(Beginning of RECORDS FOR THE TASK)
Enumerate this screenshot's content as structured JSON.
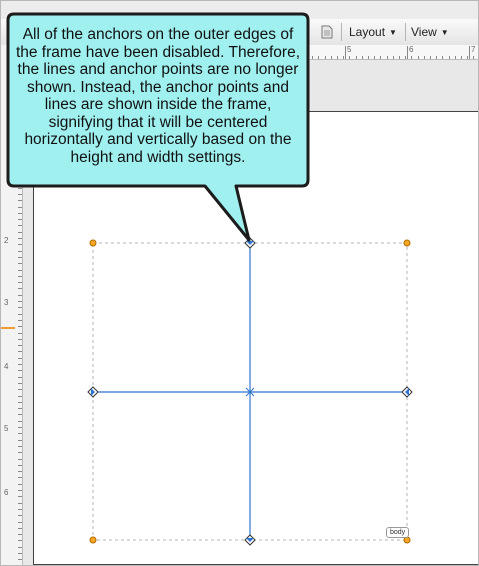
{
  "toolbar": {
    "layout_label": "Layout",
    "view_label": "View"
  },
  "ruler": {
    "h_numbers": [
      "5",
      "6",
      "7"
    ],
    "v_numbers": [
      "2",
      "3",
      "4",
      "5",
      "6"
    ]
  },
  "callout": {
    "text": "All of the anchors on the outer edges of the frame have been disabled. Therefore, the lines and anchor points are no longer shown. Instead, the anchor points and lines are shown inside the frame, signifying that it will be centered horizontally and vertically based on the height and width settings."
  },
  "frame_tag": {
    "label": "body"
  },
  "colors": {
    "callout_fill": "#9ff0ef",
    "guide_line": "#2f74d0",
    "corner_anchor": "#f5a623"
  }
}
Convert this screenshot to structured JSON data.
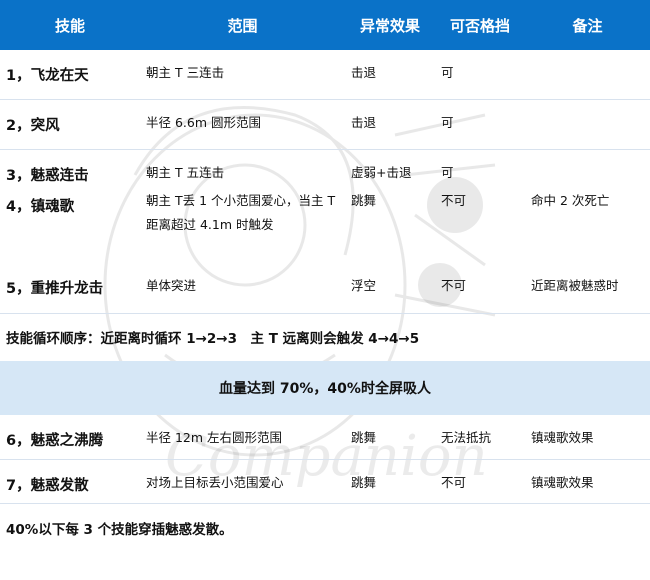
{
  "headers": [
    "技能",
    "范围",
    "异常效果",
    "可否格挡",
    "备注"
  ],
  "rows_top": [
    {
      "name": "1，飞龙在天",
      "range": "朝主 T 三连击",
      "effect": "击退",
      "block": "可",
      "note": ""
    },
    {
      "name": "2，突风",
      "range": "半径 6.6m 圆形范围",
      "effect": "击退",
      "block": "可",
      "note": ""
    },
    {
      "name": "3，魅惑连击",
      "range": "朝主 T 五连击",
      "effect": "虚弱+击退",
      "block": "可",
      "note": ""
    },
    {
      "name": "4，镇魂歌",
      "range": "朝主 T丢 1 个小范围爱心，当主 T 距离超过 4.1m 时触发",
      "effect": "跳舞",
      "block": "不可",
      "note": "命中 2 次死亡"
    },
    {
      "name": "5，重推升龙击",
      "range": "单体突进",
      "effect": "浮空",
      "block": "不可",
      "note": "近距离被魅惑时"
    }
  ],
  "cycle_note": "技能循环顺序：近距离时循环 1→2→3　主 T 远离则会触发 4→4→5",
  "phase_band": "血量达到 70%，40%时全屏吸人",
  "rows_bottom": [
    {
      "name": "6，魅惑之沸腾",
      "range": "半径 12m 左右圆形范围",
      "effect": "跳舞",
      "block": "无法抵抗",
      "note": "镇魂歌效果"
    },
    {
      "name": "7，魅惑发散",
      "range": "对场上目标丢小范围爱心",
      "effect": "跳舞",
      "block": "不可",
      "note": "镇魂歌效果"
    }
  ],
  "final_note": "40%以下每 3 个技能穿插魅惑发散。",
  "watermark_text": "Companion",
  "colors": {
    "header_bg": "#0a72c8",
    "band_bg": "#d6e7f6",
    "header_text": "#ffffff"
  }
}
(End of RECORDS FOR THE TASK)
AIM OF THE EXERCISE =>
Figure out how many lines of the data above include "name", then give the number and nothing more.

FINISHED EXERCISE =>
7